Here again, I’m with Lenin in his arguments after the civil war. There is not much to fear by allowing these arrangements to exist, insofar as we cannot dismantle them and replace them with more efficient mechanisms. Yes, they are a compromise with the conditions that exist. They are imposed on the associated producers by what we inherit. Yes, they result from a certain underdevelopment of the productive force of labor. Yes, they should not be viewed as the ultimate, but as temporary solutions, but that doesn’t mean that they will be short lived. Lenin was very adamant in arguing that we should not fear these social structures, that we should focus on the areas of the economy that will help us pull the whole together more economically. And I believe that is the correct approach.
A propos of the discussions on Doug Henwood’s list about the labor theory of value, I will say here that the issue of operationalizing freedom, etc., is closely related to the issue of operationalizing value. Marx didn’t argue that socially necessary labor time was quantifiable in operationally precise terms. He didn’t have to. His argument was that, regardless of what people may think, social labor time is effectively being quantified in our societies — one way or another. The question is not whether we measure (precisely or not is a different matter) expenditures of purposeful human time (or freedom), but how we measure it. We do one way or another. The real question is: Do we measure the chunks of social labor (or of freedom) that go to the various alternative uses in the public light, with individuals negotiating on equal footing, or do we measure it behind the backs of people, below the thick veil of markets or of vitiated political processes that only disguise the abuse of the weak by the powerful?
Unless we believe in extra-natural forces to which we owe reverence and obeisance, what is the point of anything if not us? What is the point of a having “an economy” if not us, our powers, our freedom, our ability to express and realize ourselves in the world? But if Protagoras was right and we humans are “the measure of all things,” then we the measures must of necessity be measurable. What quantifies is quantifiable, what measures is measurable. Necessarily, the standard shares the same quality with the items that are the object of measurement. We measure the human content in our stuff, because our stuff is the objectification of our humanity.
The value of life cannot be infinite (except as a tendency), because we will never spend an infinite amount of productive force to produce and preserve life. And that is because we will never have an infinite amount of productive force to spare!
The question is how much do we effectively value life in our society? How much does it really matter to us? Not in our minds, but in our practice.
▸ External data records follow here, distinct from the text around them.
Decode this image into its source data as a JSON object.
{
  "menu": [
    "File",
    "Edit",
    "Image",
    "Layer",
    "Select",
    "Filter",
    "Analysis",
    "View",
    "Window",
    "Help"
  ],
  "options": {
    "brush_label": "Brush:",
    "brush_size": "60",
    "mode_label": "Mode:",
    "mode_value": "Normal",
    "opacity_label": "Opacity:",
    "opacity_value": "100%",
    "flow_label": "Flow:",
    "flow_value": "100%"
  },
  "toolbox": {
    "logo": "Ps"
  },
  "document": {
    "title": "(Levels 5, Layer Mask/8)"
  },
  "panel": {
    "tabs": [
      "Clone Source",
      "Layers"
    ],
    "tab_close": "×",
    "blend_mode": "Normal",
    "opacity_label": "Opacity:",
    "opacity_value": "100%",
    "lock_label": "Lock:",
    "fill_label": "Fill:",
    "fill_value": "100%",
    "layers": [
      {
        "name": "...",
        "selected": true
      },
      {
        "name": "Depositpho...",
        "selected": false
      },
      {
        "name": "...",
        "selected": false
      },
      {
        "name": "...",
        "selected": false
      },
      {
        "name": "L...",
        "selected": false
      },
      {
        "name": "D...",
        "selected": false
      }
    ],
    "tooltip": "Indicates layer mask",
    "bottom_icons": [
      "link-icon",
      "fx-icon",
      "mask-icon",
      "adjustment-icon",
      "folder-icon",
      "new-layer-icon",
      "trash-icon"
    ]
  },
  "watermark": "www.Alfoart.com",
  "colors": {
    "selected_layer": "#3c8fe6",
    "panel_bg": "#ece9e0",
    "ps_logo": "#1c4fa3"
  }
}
The answer to these questions we reveal by the actual amount of productive resources (of freedom, of productive force of labor) that we spend enhancing our lives, making them worth living, etc. — as opposed to protecting or reinforcing a status quo that degrades and destroys life on earth.